These wineries have had a hard struggle over the past two centuries. Since Russian colonists first planted vines in 1812, through the founding of the wine industry by Spanish Franciscan monks in 1823, up through Prohibition to today, vintners have made determined efforts to produce wines that rival the best of France and Italy.
In the 1920s there were 256 wineries, but Prohibition reduced the number to less than 50. Fortunately, the wine region has recovered over the decades and is now thriving. In Sonoma County, approximately 150,000 tons of grapes are produced by 200 wineries, over half of which are less than 20 years old, on a mere 49,000 acres.
The temperate climate, with mild winters and warm to hot summers is perfect for growing a wide variety of native and imported wine grape species. The most common varieties grown here are Chardonnay, Pinot Noir and Cabernet Sauvignon with a healthy sprinkling of Zinfandel and Merlot.
From these grapes California wineries produced over 500 million gallons of wine in 2004 at a retail value of $15 billion, with the majority of that from Northern California. That is nearly three quarters of the total US production of 668 million gallons. The overall contribution of the California wine industry on the state’s economy has been estimated as high as $45 billion.
Second only to Disneyland as a tourist attraction, the Northern California wine country and vineyards form part of a business that attracts almost 15 million tourists per year.
This is no wonder since the area hosts the majority of California’s 96,500 acres of Chardonnay and almost 75 thousand acres of Cabernet Sauvignon to regularly produce award winning wines.
Whether one’s taste runs to the lower tannin, deep red Merlot with characteristics of black currant, or the spicy Syrah with characteristics of sweet plum and blackberry or the cherry and violet Pinot Noir, a lover of red wines will find something to please the palate from among California’s many offerings.
But those partial to white wines needn’t feel left out with the buttery Chardonnay or the delicate Riesling with hints of peaches and apricots compete favorably with those of France and Germany. And the California Pinot Grigio, light and dry, or the sweet, fruity Chenin Blanc is as crisp as any from France or Italy.

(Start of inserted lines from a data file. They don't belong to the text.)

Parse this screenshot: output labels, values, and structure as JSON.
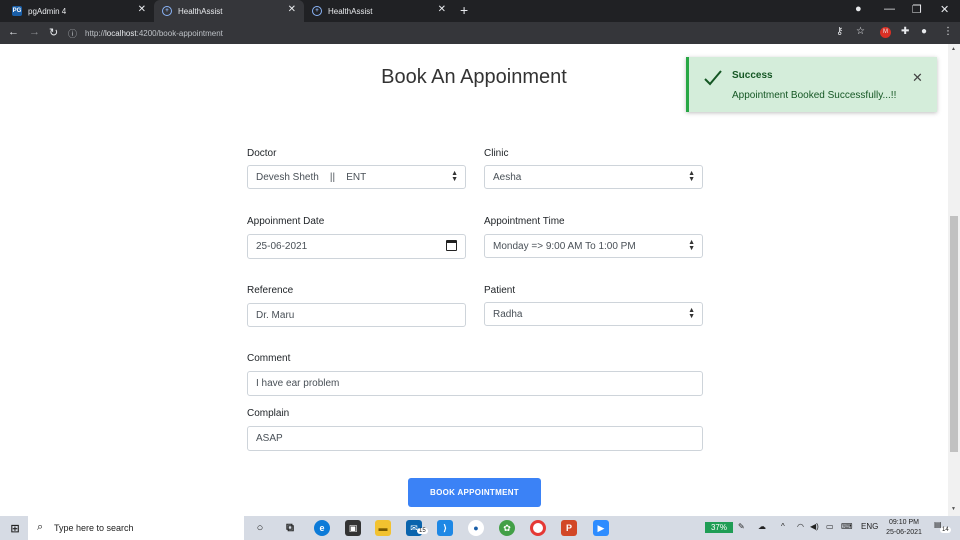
{
  "browser": {
    "tabs": [
      {
        "label": "pgAdmin 4",
        "favicon": "pgadmin-icon"
      },
      {
        "label": "HealthAssist",
        "favicon": "healthassist-icon",
        "active": true
      },
      {
        "label": "HealthAssist",
        "favicon": "healthassist-icon"
      }
    ],
    "url_prefix": "http://",
    "url_host": "localhost",
    "url_rest": ":4200/book-appointment"
  },
  "page": {
    "title": "Book An Appoinment",
    "form": {
      "doctor": {
        "label": "Doctor",
        "value": "Devesh Sheth    ||    ENT"
      },
      "clinic": {
        "label": "Clinic",
        "value": "Aesha"
      },
      "date": {
        "label": "Appoinment Date",
        "value": "25-06-2021"
      },
      "time": {
        "label": "Appointment Time",
        "value": "Monday => 9:00 AM To 1:00 PM"
      },
      "reference": {
        "label": "Reference",
        "value": "Dr. Maru"
      },
      "patient": {
        "label": "Patient",
        "value": "Radha"
      },
      "comment": {
        "label": "Comment",
        "value": "I have ear problem"
      },
      "complain": {
        "label": "Complain",
        "value": "ASAP"
      }
    },
    "submit_label": "BOOK APPOINTMENT"
  },
  "toast": {
    "title": "Success",
    "message": "Appointment Booked Successfully...!!"
  },
  "taskbar": {
    "search_placeholder": "Type here to search",
    "mail_badge": "15",
    "battery": "37%",
    "language": "ENG",
    "time": "09:10 PM",
    "date": "25-06-2021",
    "notification_count": "14"
  },
  "colors": {
    "primary_button": "#3b82f6",
    "toast_bg": "#d4edda",
    "toast_text": "#155724"
  }
}
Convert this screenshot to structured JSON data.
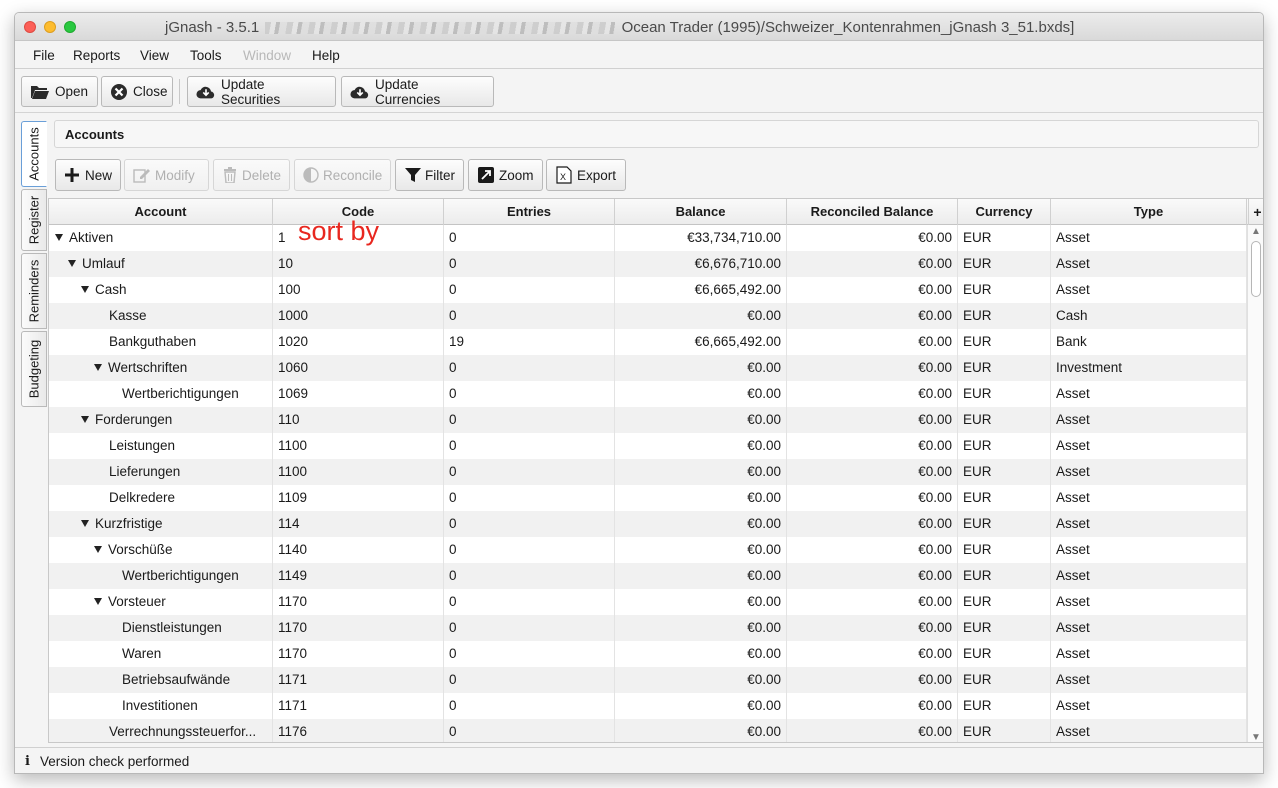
{
  "window": {
    "title_prefix": "jGnash - 3.5.1",
    "title_suffix": "Ocean Trader (1995)/Schweizer_Kontenrahmen_jGnash 3_51.bxds]"
  },
  "menu": {
    "file": "File",
    "reports": "Reports",
    "view": "View",
    "tools": "Tools",
    "window": "Window",
    "help": "Help"
  },
  "toolbar": {
    "open": "Open",
    "close": "Close",
    "update_securities": "Update Securities",
    "update_currencies": "Update Currencies"
  },
  "side_tabs": {
    "accounts": "Accounts",
    "register": "Register",
    "reminders": "Reminders",
    "budgeting": "Budgeting"
  },
  "panel": {
    "title": "Accounts"
  },
  "account_toolbar": {
    "new": "New",
    "modify": "Modify",
    "delete": "Delete",
    "reconcile": "Reconcile",
    "filter": "Filter",
    "zoom": "Zoom",
    "export": "Export"
  },
  "table": {
    "columns": [
      "Account",
      "Code",
      "Entries",
      "Balance",
      "Reconciled Balance",
      "Currency",
      "Type"
    ],
    "add_column": "+",
    "rows": [
      {
        "account": "Aktiven",
        "level": 0,
        "expanded": true,
        "code": "1",
        "entries": "0",
        "balance": "€33,734,710.00",
        "reconciled": "€0.00",
        "currency": "EUR",
        "type": "Asset"
      },
      {
        "account": "Umlauf",
        "level": 1,
        "expanded": true,
        "code": "10",
        "entries": "0",
        "balance": "€6,676,710.00",
        "reconciled": "€0.00",
        "currency": "EUR",
        "type": "Asset"
      },
      {
        "account": "Cash",
        "level": 2,
        "expanded": true,
        "code": "100",
        "entries": "0",
        "balance": "€6,665,492.00",
        "reconciled": "€0.00",
        "currency": "EUR",
        "type": "Asset"
      },
      {
        "account": "Kasse",
        "level": 3,
        "expanded": false,
        "code": "1000",
        "entries": "0",
        "balance": "€0.00",
        "reconciled": "€0.00",
        "currency": "EUR",
        "type": "Cash"
      },
      {
        "account": "Bankguthaben",
        "level": 3,
        "expanded": false,
        "code": "1020",
        "entries": "19",
        "balance": "€6,665,492.00",
        "reconciled": "€0.00",
        "currency": "EUR",
        "type": "Bank"
      },
      {
        "account": "Wertschriften",
        "level": 3,
        "expanded": true,
        "code": "1060",
        "entries": "0",
        "balance": "€0.00",
        "reconciled": "€0.00",
        "currency": "EUR",
        "type": "Investment"
      },
      {
        "account": "Wertberichtigungen",
        "level": 4,
        "expanded": false,
        "code": "1069",
        "entries": "0",
        "balance": "€0.00",
        "reconciled": "€0.00",
        "currency": "EUR",
        "type": "Asset"
      },
      {
        "account": "Forderungen",
        "level": 2,
        "expanded": true,
        "code": "110",
        "entries": "0",
        "balance": "€0.00",
        "reconciled": "€0.00",
        "currency": "EUR",
        "type": "Asset"
      },
      {
        "account": "Leistungen",
        "level": 3,
        "expanded": false,
        "code": "1100",
        "entries": "0",
        "balance": "€0.00",
        "reconciled": "€0.00",
        "currency": "EUR",
        "type": "Asset"
      },
      {
        "account": "Lieferungen",
        "level": 3,
        "expanded": false,
        "code": "1100",
        "entries": "0",
        "balance": "€0.00",
        "reconciled": "€0.00",
        "currency": "EUR",
        "type": "Asset"
      },
      {
        "account": "Delkredere",
        "level": 3,
        "expanded": false,
        "code": "1109",
        "entries": "0",
        "balance": "€0.00",
        "reconciled": "€0.00",
        "currency": "EUR",
        "type": "Asset"
      },
      {
        "account": "Kurzfristige",
        "level": 2,
        "expanded": true,
        "code": "114",
        "entries": "0",
        "balance": "€0.00",
        "reconciled": "€0.00",
        "currency": "EUR",
        "type": "Asset"
      },
      {
        "account": "Vorschüße",
        "level": 3,
        "expanded": true,
        "code": "1140",
        "entries": "0",
        "balance": "€0.00",
        "reconciled": "€0.00",
        "currency": "EUR",
        "type": "Asset"
      },
      {
        "account": "Wertberichtigungen",
        "level": 4,
        "expanded": false,
        "code": "1149",
        "entries": "0",
        "balance": "€0.00",
        "reconciled": "€0.00",
        "currency": "EUR",
        "type": "Asset"
      },
      {
        "account": "Vorsteuer",
        "level": 3,
        "expanded": true,
        "code": "1170",
        "entries": "0",
        "balance": "€0.00",
        "reconciled": "€0.00",
        "currency": "EUR",
        "type": "Asset"
      },
      {
        "account": "Dienstleistungen",
        "level": 4,
        "expanded": false,
        "code": "1170",
        "entries": "0",
        "balance": "€0.00",
        "reconciled": "€0.00",
        "currency": "EUR",
        "type": "Asset"
      },
      {
        "account": "Waren",
        "level": 4,
        "expanded": false,
        "code": "1170",
        "entries": "0",
        "balance": "€0.00",
        "reconciled": "€0.00",
        "currency": "EUR",
        "type": "Asset"
      },
      {
        "account": "Betriebsaufwände",
        "level": 4,
        "expanded": false,
        "code": "1171",
        "entries": "0",
        "balance": "€0.00",
        "reconciled": "€0.00",
        "currency": "EUR",
        "type": "Asset"
      },
      {
        "account": "Investitionen",
        "level": 4,
        "expanded": false,
        "code": "1171",
        "entries": "0",
        "balance": "€0.00",
        "reconciled": "€0.00",
        "currency": "EUR",
        "type": "Asset"
      },
      {
        "account": "Verrechnungssteuerfor...",
        "level": 3,
        "expanded": false,
        "code": "1176",
        "entries": "0",
        "balance": "€0.00",
        "reconciled": "€0.00",
        "currency": "EUR",
        "type": "Asset"
      }
    ]
  },
  "annotation": "sort by",
  "status": {
    "icon": "info-icon",
    "text": "Version check performed"
  },
  "colors": {
    "annotation": "#e8271f",
    "active_tab_border": "#6a9fd8"
  }
}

So for those seeking a European experience in a California setting, the Northern California wineries await with their sure to please offerings.